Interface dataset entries
* * *

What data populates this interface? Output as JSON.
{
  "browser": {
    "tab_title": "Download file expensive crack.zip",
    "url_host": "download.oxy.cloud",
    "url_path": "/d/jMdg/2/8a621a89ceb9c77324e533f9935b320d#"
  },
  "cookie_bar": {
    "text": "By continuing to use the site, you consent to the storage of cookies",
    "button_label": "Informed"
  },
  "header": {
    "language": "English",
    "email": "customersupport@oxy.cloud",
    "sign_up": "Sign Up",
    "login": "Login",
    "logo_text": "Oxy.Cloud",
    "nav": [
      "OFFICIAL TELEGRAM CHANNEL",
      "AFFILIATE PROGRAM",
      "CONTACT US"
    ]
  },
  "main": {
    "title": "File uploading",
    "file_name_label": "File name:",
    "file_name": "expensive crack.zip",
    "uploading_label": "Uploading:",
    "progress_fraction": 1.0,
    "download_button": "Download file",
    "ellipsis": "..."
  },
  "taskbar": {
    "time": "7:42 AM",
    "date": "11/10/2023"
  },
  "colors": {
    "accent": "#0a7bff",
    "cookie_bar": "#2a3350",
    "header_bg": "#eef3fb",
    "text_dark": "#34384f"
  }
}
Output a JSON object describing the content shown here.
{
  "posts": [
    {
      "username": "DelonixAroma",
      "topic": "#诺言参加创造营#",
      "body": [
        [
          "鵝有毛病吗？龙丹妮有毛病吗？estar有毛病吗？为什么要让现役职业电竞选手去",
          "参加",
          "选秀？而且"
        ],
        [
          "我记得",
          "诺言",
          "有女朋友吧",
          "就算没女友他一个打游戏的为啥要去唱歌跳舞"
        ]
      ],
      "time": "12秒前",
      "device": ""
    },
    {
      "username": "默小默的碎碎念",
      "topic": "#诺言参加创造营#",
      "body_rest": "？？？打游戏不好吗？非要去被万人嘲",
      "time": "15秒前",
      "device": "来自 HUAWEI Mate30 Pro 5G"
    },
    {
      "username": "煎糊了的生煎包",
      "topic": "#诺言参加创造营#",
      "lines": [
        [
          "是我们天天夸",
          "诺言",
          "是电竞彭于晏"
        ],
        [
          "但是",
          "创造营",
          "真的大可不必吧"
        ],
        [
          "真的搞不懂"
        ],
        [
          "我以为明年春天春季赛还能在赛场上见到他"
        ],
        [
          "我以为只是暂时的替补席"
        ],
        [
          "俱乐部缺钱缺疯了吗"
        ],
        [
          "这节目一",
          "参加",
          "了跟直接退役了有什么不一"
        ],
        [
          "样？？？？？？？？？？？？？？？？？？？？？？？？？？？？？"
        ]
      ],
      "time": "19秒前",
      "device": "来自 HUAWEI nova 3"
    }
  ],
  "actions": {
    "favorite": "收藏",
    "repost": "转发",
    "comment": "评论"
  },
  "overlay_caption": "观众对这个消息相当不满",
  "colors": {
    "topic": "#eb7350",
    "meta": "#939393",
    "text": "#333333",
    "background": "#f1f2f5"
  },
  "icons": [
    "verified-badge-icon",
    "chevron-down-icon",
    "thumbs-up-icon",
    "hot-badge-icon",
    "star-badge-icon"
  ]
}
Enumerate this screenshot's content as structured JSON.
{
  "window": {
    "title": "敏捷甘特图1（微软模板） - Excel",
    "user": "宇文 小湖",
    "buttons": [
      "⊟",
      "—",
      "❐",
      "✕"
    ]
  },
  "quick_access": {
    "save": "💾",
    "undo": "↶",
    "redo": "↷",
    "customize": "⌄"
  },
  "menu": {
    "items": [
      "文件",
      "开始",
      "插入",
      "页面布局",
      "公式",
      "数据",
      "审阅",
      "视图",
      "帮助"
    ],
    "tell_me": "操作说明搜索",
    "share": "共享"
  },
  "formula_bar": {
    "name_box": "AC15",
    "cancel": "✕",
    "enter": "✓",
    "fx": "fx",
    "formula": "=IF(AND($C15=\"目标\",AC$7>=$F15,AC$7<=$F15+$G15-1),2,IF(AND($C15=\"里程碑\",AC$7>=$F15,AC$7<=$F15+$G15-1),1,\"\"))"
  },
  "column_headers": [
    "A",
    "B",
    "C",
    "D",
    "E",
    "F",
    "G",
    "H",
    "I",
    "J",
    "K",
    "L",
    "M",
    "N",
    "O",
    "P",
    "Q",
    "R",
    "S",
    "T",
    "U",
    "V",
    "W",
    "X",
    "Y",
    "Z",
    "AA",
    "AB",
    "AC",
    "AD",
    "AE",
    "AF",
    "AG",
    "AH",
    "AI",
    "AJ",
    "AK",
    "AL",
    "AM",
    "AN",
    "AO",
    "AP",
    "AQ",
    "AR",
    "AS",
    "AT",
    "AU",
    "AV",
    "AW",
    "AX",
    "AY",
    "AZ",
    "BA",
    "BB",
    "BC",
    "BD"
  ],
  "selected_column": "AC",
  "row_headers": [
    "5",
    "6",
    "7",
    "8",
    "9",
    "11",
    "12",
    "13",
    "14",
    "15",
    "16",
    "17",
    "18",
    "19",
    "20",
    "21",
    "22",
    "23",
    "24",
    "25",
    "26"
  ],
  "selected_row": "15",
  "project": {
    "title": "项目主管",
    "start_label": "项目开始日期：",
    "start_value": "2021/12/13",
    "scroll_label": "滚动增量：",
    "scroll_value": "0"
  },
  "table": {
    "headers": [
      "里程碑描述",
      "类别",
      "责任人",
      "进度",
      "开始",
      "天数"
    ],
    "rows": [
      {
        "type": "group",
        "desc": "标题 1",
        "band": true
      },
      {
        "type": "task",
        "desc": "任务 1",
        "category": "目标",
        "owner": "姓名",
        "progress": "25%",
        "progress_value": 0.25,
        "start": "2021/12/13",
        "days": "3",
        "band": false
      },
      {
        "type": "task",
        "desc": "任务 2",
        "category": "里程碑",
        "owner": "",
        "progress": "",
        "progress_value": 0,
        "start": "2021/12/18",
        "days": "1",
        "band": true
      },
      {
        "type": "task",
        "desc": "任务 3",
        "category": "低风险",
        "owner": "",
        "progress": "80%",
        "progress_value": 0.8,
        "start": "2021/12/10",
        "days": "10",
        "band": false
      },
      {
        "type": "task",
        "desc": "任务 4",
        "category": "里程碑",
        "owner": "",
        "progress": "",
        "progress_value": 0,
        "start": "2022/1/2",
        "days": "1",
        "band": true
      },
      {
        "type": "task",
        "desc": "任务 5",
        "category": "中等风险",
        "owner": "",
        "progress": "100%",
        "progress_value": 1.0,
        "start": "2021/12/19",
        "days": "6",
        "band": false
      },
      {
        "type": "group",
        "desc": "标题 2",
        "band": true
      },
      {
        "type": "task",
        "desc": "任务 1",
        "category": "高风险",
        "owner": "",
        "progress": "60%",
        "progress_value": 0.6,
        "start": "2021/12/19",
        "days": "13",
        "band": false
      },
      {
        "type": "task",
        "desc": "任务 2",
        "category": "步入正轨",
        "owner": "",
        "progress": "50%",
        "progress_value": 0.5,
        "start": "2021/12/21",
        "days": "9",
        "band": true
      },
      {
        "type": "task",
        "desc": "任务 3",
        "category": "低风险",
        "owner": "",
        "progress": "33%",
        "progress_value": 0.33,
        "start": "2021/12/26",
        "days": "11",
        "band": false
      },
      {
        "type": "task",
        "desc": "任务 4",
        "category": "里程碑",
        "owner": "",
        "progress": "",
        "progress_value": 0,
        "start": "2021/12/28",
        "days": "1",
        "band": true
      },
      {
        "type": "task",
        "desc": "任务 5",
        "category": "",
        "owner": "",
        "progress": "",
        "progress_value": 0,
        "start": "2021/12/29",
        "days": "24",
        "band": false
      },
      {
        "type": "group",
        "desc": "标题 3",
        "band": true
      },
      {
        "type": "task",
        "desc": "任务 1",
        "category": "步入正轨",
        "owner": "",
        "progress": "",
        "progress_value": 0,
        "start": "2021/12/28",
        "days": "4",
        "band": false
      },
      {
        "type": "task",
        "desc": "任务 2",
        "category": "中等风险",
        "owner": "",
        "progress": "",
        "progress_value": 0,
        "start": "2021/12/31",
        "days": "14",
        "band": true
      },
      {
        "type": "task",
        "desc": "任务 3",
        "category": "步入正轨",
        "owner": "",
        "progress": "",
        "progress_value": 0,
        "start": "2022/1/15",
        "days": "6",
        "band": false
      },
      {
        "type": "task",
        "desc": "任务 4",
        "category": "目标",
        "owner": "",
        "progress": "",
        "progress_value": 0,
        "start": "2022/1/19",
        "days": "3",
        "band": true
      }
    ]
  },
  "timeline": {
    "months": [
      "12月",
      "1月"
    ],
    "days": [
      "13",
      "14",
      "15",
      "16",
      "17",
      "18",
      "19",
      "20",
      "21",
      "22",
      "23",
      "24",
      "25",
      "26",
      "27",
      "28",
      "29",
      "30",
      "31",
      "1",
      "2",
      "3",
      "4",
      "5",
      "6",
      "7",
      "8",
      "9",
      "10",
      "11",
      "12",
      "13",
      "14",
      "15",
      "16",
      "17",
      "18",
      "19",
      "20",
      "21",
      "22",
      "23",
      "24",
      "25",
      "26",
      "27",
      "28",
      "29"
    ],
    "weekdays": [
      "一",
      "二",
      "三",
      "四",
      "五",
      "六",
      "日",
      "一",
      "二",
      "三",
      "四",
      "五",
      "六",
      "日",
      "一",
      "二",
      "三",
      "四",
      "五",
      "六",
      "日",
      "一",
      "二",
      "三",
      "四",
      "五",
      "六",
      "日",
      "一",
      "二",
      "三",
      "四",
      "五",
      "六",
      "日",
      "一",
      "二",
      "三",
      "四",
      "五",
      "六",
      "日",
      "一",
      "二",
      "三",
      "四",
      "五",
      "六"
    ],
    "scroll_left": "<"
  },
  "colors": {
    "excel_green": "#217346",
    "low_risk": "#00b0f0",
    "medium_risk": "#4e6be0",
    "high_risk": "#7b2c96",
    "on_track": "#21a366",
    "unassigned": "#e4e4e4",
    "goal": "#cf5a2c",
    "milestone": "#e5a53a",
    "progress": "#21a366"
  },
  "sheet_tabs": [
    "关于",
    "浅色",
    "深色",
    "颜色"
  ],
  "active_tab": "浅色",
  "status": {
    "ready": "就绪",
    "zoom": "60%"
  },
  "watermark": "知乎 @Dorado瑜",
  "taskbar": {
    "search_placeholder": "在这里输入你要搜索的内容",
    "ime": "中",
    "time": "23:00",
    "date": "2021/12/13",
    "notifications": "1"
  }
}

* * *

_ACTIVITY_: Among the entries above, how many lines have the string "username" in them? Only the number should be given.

_RESULT FOR THIS TASK_: 3